## ASSIGNMENT
Among the entries beneath this sentence, how many lines include the word "access"? Only the number is wanted.

======== DATASET EXCERPTS

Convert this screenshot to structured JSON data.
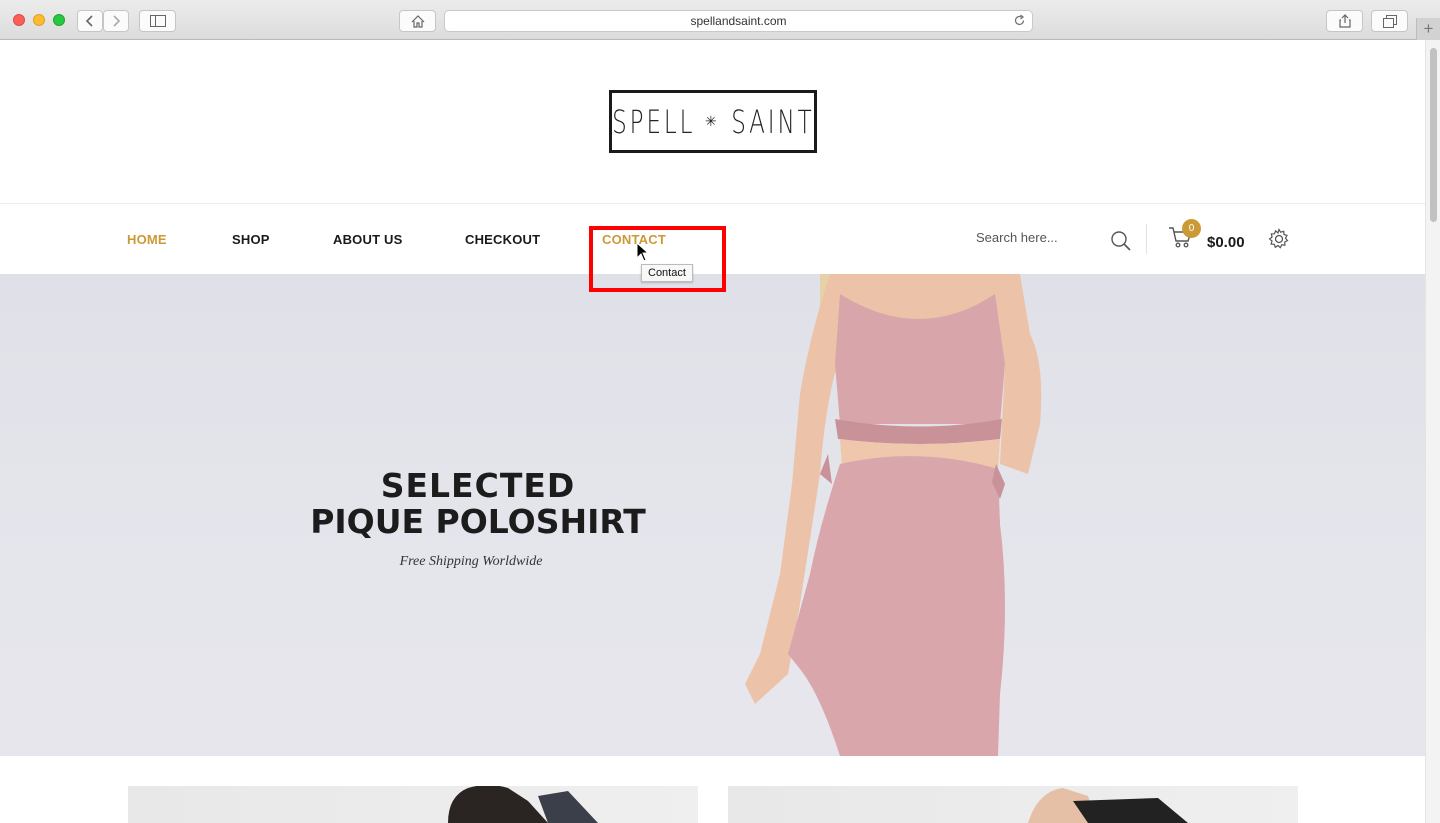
{
  "browser": {
    "url": "spellandsaint.com"
  },
  "site": {
    "logo_left": "SPELL",
    "logo_sep": "✳",
    "logo_right": "SAINT"
  },
  "nav": {
    "items": [
      {
        "label": "HOME",
        "active": true
      },
      {
        "label": "SHOP",
        "active": false
      },
      {
        "label": "ABOUT US",
        "active": false
      },
      {
        "label": "CHECKOUT",
        "active": false
      },
      {
        "label": "CONTACT",
        "active": true
      }
    ],
    "search_placeholder": "Search here...",
    "cart_count": "0",
    "cart_total": "$0.00",
    "tooltip": "Contact"
  },
  "hero": {
    "title_line1": "SELECTED",
    "title_line2": "PIQUE POLOSHIRT",
    "subtitle": "Free Shipping Worldwide"
  },
  "colors": {
    "accent": "#cc9a34",
    "highlight": "#ff0000",
    "dress": "#d9a6ab"
  }
}
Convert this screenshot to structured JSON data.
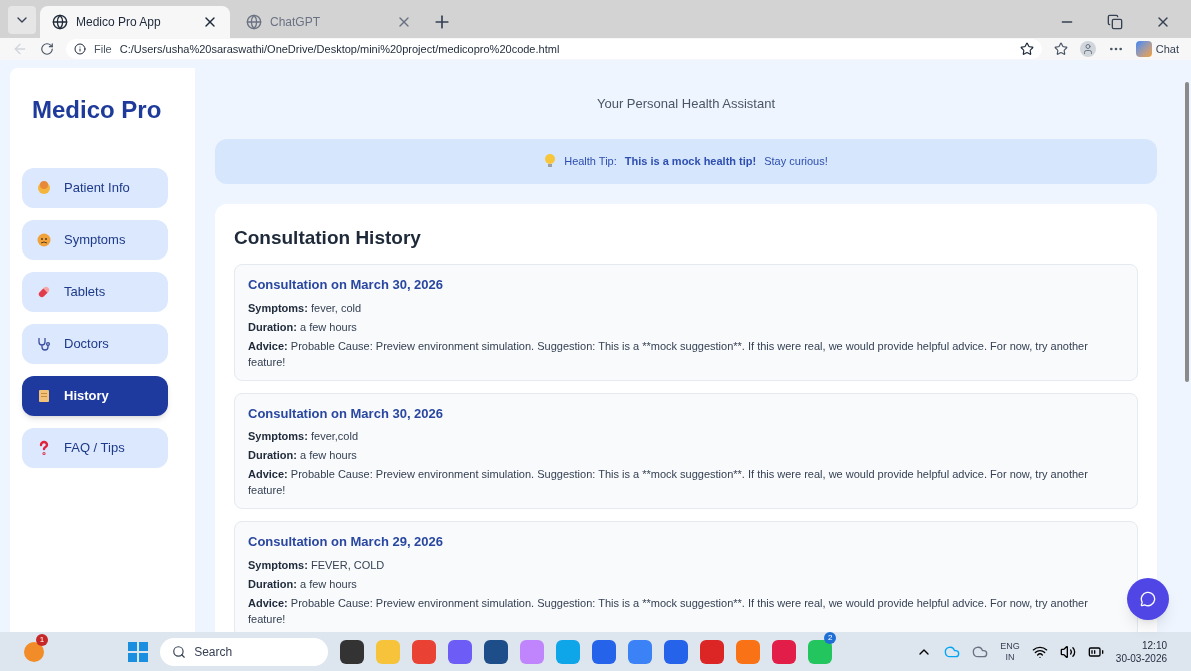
{
  "browser": {
    "tabs": [
      {
        "title": "Medico Pro App",
        "selected": true
      },
      {
        "title": "ChatGPT",
        "selected": false
      }
    ],
    "address": {
      "scheme": "File",
      "url": "C:/Users/usha%20saraswathi/OneDrive/Desktop/mini%20project/medicopro%20code.html"
    },
    "chat_button": "Chat"
  },
  "app": {
    "title": "Medico Pro",
    "subtitle": "Your Personal Health Assistant",
    "nav": [
      {
        "label": "Patient Info",
        "kind": "face",
        "selected": false
      },
      {
        "label": "Symptoms",
        "kind": "sick",
        "selected": false
      },
      {
        "label": "Tablets",
        "kind": "pill",
        "selected": false
      },
      {
        "label": "Doctors",
        "kind": "stethoscope",
        "selected": false
      },
      {
        "label": "History",
        "kind": "scroll",
        "selected": true
      },
      {
        "label": "FAQ / Tips",
        "kind": "question",
        "selected": false
      }
    ],
    "tip": {
      "label": "Health Tip:",
      "text": "This is a mock health tip!",
      "note": "Stay curious!"
    },
    "history": {
      "heading": "Consultation History",
      "entries": [
        {
          "title": "Consultation on March 30, 2026",
          "fields": [
            {
              "label": "Symptoms:",
              "value": "fever, cold"
            },
            {
              "label": "Duration:",
              "value": "a few hours"
            },
            {
              "label": "Advice:",
              "value": "Probable Cause: Preview environment simulation. Suggestion: This is a **mock suggestion**. If this were real, we would provide helpful advice. For now, try another feature!"
            }
          ]
        },
        {
          "title": "Consultation on March 30, 2026",
          "fields": [
            {
              "label": "Symptoms:",
              "value": "fever,cold"
            },
            {
              "label": "Duration:",
              "value": "a few hours"
            },
            {
              "label": "Advice:",
              "value": "Probable Cause: Preview environment simulation. Suggestion: This is a **mock suggestion**. If this were real, we would provide helpful advice. For now, try another feature!"
            }
          ]
        },
        {
          "title": "Consultation on March 29, 2026",
          "fields": [
            {
              "label": "Symptoms:",
              "value": "FEVER, COLD"
            },
            {
              "label": "Duration:",
              "value": "a few hours"
            },
            {
              "label": "Advice:",
              "value": "Probable Cause: Preview environment simulation. Suggestion: This is a **mock suggestion**. If this were real, we would provide helpful advice. For now, try another feature!"
            }
          ]
        }
      ]
    }
  },
  "taskbar": {
    "notification_badge": "1",
    "search_placeholder": "Search",
    "app_badge": "2",
    "language": "ENG",
    "region": "IN",
    "time": "12:10",
    "date": "30-03-2026"
  }
}
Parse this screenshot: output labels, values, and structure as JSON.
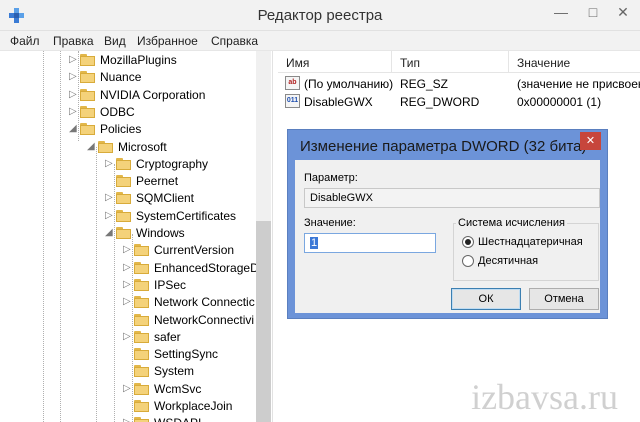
{
  "window": {
    "title": "Редактор реестра"
  },
  "window_buttons": {
    "minimize": "—",
    "maximize": "□",
    "close": "✕"
  },
  "menu": [
    "Файл",
    "Правка",
    "Вид",
    "Избранное",
    "Справка"
  ],
  "tree": {
    "items": [
      {
        "label": "MozillaPlugins",
        "arrow": "▷"
      },
      {
        "label": "Nuance",
        "arrow": "▷"
      },
      {
        "label": "NVIDIA Corporation",
        "arrow": "▷"
      },
      {
        "label": "ODBC",
        "arrow": "▷"
      },
      {
        "label": "Policies",
        "arrow": "◢"
      },
      {
        "label": "Microsoft",
        "arrow": "◢"
      },
      {
        "label": "Cryptography",
        "arrow": "▷"
      },
      {
        "label": "Peernet",
        "arrow": ""
      },
      {
        "label": "SQMClient",
        "arrow": "▷"
      },
      {
        "label": "SystemCertificates",
        "arrow": "▷"
      },
      {
        "label": "Windows",
        "arrow": "◢"
      },
      {
        "label": "CurrentVersion",
        "arrow": "▷"
      },
      {
        "label": "EnhancedStorageD",
        "arrow": "▷"
      },
      {
        "label": "IPSec",
        "arrow": "▷"
      },
      {
        "label": "Network Connectic",
        "arrow": "▷"
      },
      {
        "label": "NetworkConnectivi",
        "arrow": ""
      },
      {
        "label": "safer",
        "arrow": "▷"
      },
      {
        "label": "SettingSync",
        "arrow": ""
      },
      {
        "label": "System",
        "arrow": ""
      },
      {
        "label": "WcmSvc",
        "arrow": "▷"
      },
      {
        "label": "WorkplaceJoin",
        "arrow": ""
      },
      {
        "label": "WSDAPI",
        "arrow": "▷"
      }
    ]
  },
  "listview": {
    "headers": {
      "name": "Имя",
      "type": "Тип",
      "value": "Значение"
    },
    "rows": [
      {
        "icon": "ab",
        "name": "(По умолчанию)",
        "type": "REG_SZ",
        "value": "(значение не присвоен"
      },
      {
        "icon": "011",
        "name": "DisableGWX",
        "type": "REG_DWORD",
        "value": "0x00000001 (1)"
      }
    ]
  },
  "dialog": {
    "title": "Изменение параметра DWORD (32 бита)",
    "close": "✕",
    "param_label": "Параметр:",
    "param_value": "DisableGWX",
    "value_label": "Значение:",
    "value_input": "1",
    "radix_label": "Система исчисления",
    "radix_hex": "Шестнадцатеричная",
    "radix_dec": "Десятичная",
    "radix_selected": "hex",
    "ok": "ОК",
    "cancel": "Отмена"
  },
  "watermark": "izbavsa.ru",
  "colors": {
    "dialog_frame": "#6c93d8",
    "close_button": "#c7463c",
    "folder": "#f4d27a"
  }
}
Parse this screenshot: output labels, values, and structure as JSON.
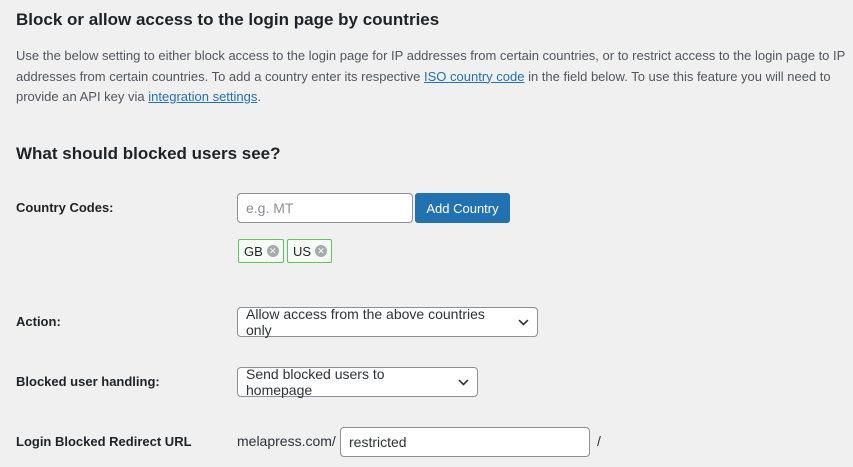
{
  "section": {
    "title": "Block or allow access to the login page by countries",
    "desc_part1": "Use the below setting to either block access to the login page for IP addresses from certain countries, or to restrict access to the login page to IP addresses from certain countries. To add a country enter its respective ",
    "desc_link1": "ISO country code",
    "desc_part2": " in the field below. To use this feature you will need to provide an API key via ",
    "desc_link2": "integration settings",
    "desc_part3": "."
  },
  "subtitle": "What should blocked users see?",
  "country_codes": {
    "label": "Country Codes:",
    "input_value": "",
    "placeholder": "e.g. MT",
    "add_button": "Add Country",
    "chips": [
      "GB",
      "US"
    ],
    "remove_icon": "remove-circle-icon"
  },
  "action": {
    "label": "Action:",
    "selected": "Allow access from the above countries only",
    "icon": "chevron-down-icon"
  },
  "blocked_handling": {
    "label": "Blocked user handling:",
    "selected": "Send blocked users to homepage",
    "icon": "chevron-down-icon"
  },
  "redirect": {
    "label": "Login Blocked Redirect URL",
    "prefix": "melapress.com/",
    "value": "restricted",
    "suffix": "/"
  },
  "colors": {
    "primary": "#2271b1",
    "chip_border": "#5ec25e",
    "background": "#f0f0f1"
  }
}
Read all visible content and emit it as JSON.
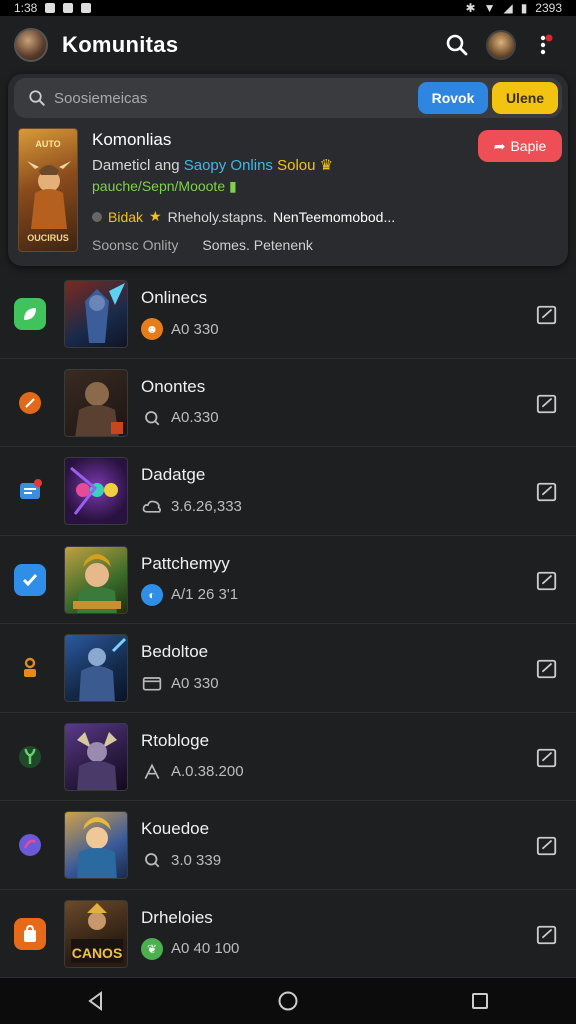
{
  "status_bar": {
    "time": "1:38",
    "battery": "2393"
  },
  "app": {
    "title": "Komunitas"
  },
  "search": {
    "placeholder": "Soosiemeicas",
    "btn_blue": "Rovok",
    "btn_yellow": "Ulene"
  },
  "featured": {
    "cover_top": "AUTO",
    "cover_caption": "OUCIRUS",
    "title": "Komonlias",
    "line1_prefix": "Dameticl ang ",
    "line1_highlight": "Saopy Onlins",
    "line1_highlight2": " Solou",
    "line2": "pauche/Sepn/Mooote",
    "line3_highlight": "Bidak",
    "line3_text": "Rheholy.stapns.",
    "line3_bold": "NenTeemomobod...",
    "line4_a": "Soonsc Onlity",
    "line4_b": "Somes. Petenenk",
    "red_button": "Bapie"
  },
  "items": [
    {
      "title": "Onlinecs",
      "meta": "A0 330",
      "icon_color": "#3fc35a",
      "meta_color": "#e77d1a"
    },
    {
      "title": "Onontes",
      "meta": "A0.330",
      "icon_color": "#e06a1a",
      "meta_color": "#888888"
    },
    {
      "title": "Dadatge",
      "meta": "3.6.26,333",
      "icon_color": "#3a8ee0",
      "meta_color": "#888888"
    },
    {
      "title": "Pattchemyy",
      "meta": "A/1 26 3'1",
      "icon_color": "#2f8fe8",
      "meta_color": "#2f8fe8"
    },
    {
      "title": "Bedoltoe",
      "meta": "A0 330",
      "icon_color": "#e68a1a",
      "meta_color": "#888888"
    },
    {
      "title": "Rtobloge",
      "meta": "A.0.38.200",
      "icon_color": "#4caf50",
      "meta_color": "#888888"
    },
    {
      "title": "Kouedoe",
      "meta": "3.0 339",
      "icon_color": "#6a5ad8",
      "meta_color": "#888888"
    },
    {
      "title": "Drheloies",
      "meta": "A0 40 100",
      "icon_color": "#e66a1a",
      "meta_color": "#4caf50"
    }
  ],
  "icons": {
    "search": "search-icon",
    "more": "more-vert-icon",
    "edit": "edit-square-icon",
    "back": "back-icon",
    "home": "home-icon",
    "recents": "recents-icon"
  }
}
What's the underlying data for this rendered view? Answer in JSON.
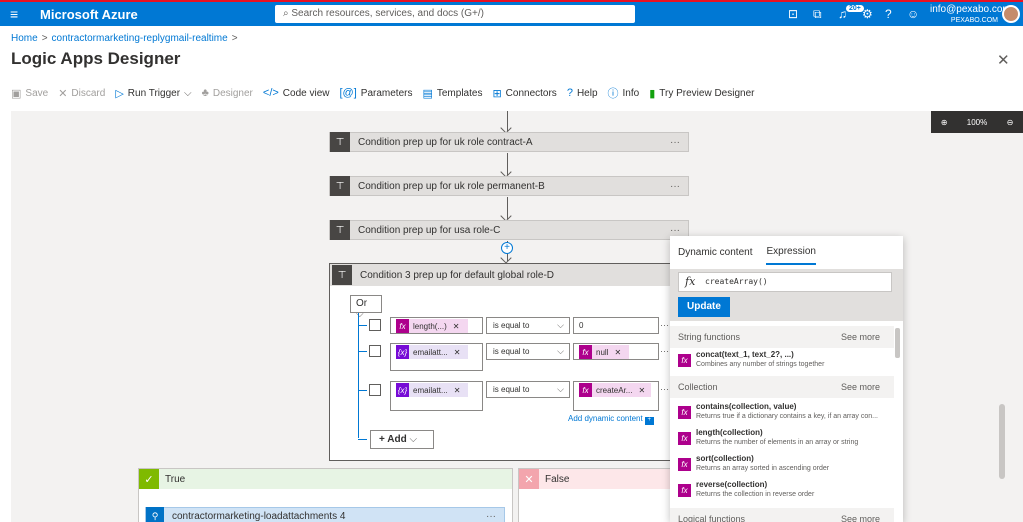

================

## TASK SOLUTION
3